### PROVIDED INFORMATION:

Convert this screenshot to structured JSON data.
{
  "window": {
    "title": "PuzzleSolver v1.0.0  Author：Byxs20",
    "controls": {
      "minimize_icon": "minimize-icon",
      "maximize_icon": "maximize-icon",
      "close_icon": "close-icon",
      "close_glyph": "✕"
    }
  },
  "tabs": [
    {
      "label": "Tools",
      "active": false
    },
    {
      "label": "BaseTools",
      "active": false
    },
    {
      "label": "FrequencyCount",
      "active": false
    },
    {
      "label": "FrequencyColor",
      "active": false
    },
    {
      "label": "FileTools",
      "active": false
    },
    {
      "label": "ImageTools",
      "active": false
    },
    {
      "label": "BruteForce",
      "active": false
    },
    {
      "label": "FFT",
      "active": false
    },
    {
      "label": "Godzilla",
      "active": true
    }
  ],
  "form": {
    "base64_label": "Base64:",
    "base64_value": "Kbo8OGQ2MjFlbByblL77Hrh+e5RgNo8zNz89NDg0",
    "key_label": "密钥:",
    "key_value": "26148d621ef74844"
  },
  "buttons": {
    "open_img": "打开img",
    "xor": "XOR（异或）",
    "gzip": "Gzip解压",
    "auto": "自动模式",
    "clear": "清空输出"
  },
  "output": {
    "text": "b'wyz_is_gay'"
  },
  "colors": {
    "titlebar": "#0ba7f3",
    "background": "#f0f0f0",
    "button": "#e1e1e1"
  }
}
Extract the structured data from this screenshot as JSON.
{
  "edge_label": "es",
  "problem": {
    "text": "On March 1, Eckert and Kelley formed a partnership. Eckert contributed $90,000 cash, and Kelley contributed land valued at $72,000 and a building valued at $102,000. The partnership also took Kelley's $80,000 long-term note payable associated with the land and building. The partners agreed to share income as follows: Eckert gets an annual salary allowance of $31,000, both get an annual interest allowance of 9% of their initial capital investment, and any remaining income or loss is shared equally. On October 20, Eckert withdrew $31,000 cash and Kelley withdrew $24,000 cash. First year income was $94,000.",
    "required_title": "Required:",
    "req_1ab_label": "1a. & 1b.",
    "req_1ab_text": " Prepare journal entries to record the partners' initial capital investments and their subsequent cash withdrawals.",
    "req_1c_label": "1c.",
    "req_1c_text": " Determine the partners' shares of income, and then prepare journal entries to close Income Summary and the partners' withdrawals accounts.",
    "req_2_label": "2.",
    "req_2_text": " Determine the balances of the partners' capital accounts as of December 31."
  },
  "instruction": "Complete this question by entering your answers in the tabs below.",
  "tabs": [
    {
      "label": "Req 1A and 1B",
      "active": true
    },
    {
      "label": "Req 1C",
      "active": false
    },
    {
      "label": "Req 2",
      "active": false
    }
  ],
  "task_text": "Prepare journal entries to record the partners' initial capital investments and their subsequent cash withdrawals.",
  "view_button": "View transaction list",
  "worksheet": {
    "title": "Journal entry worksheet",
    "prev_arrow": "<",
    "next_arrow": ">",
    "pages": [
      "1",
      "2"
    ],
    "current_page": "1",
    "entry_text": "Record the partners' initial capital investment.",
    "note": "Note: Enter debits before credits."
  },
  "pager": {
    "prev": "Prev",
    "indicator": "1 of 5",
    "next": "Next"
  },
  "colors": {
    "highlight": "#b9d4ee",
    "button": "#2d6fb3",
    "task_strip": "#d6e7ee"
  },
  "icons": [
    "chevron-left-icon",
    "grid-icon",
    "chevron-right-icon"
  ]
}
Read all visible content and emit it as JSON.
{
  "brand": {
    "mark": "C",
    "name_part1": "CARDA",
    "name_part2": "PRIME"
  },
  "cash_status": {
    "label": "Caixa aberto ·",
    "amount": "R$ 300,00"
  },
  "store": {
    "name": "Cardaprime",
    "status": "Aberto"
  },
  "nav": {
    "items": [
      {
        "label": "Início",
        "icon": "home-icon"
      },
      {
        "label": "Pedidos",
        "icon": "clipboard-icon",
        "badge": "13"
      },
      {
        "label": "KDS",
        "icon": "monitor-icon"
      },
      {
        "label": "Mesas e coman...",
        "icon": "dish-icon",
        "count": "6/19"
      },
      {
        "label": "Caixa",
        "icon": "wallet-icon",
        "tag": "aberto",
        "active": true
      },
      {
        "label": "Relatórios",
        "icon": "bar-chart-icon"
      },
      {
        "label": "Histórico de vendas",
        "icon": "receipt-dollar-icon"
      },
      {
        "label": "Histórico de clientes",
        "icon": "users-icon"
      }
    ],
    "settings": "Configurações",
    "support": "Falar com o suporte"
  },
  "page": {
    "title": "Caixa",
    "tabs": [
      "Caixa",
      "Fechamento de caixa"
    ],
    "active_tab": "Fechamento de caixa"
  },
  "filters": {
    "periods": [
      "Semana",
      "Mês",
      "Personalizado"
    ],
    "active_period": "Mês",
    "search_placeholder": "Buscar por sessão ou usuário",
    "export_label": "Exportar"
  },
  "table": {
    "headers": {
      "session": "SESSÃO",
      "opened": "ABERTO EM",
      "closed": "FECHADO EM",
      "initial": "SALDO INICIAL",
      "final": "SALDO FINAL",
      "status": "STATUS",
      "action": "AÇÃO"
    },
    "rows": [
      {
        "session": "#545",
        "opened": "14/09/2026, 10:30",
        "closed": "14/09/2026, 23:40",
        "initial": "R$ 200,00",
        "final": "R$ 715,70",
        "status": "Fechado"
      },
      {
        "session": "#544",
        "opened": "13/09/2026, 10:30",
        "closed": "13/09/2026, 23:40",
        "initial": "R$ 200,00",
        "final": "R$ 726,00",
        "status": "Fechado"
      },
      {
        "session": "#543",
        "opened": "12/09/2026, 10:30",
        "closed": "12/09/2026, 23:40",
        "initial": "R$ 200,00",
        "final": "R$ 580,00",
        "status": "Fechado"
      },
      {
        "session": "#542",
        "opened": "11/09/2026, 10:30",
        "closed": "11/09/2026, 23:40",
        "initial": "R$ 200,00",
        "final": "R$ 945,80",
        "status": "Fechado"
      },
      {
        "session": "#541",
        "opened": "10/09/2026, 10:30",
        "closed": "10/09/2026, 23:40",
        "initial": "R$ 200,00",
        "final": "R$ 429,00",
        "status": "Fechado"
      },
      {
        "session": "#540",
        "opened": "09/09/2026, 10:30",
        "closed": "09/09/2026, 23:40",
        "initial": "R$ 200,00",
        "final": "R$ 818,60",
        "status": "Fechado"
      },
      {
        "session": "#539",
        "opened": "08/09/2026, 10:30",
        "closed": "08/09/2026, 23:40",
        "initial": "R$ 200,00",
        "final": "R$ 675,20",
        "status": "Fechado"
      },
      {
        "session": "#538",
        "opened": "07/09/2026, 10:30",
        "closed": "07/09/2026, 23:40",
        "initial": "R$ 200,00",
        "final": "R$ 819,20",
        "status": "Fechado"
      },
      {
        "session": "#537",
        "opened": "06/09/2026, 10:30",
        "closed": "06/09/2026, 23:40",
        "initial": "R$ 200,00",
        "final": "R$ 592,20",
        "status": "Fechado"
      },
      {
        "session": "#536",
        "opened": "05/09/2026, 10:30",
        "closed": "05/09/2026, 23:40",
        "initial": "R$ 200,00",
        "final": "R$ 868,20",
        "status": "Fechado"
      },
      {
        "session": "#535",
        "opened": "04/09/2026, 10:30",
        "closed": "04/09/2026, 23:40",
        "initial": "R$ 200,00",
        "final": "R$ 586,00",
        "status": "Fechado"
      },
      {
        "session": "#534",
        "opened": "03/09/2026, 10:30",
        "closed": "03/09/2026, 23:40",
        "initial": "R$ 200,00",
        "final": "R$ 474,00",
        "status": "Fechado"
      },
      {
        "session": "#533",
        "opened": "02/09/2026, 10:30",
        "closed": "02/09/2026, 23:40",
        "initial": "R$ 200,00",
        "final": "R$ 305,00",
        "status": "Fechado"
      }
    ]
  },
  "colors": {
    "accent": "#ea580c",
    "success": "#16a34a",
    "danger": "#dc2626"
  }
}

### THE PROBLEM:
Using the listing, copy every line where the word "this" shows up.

### RESPONSE:
Convert this screenshot to structured JSON data.
Extract the structured data from this screenshot as JSON.
  "instruction": "Complete this question by entering your answers in the tabs below.",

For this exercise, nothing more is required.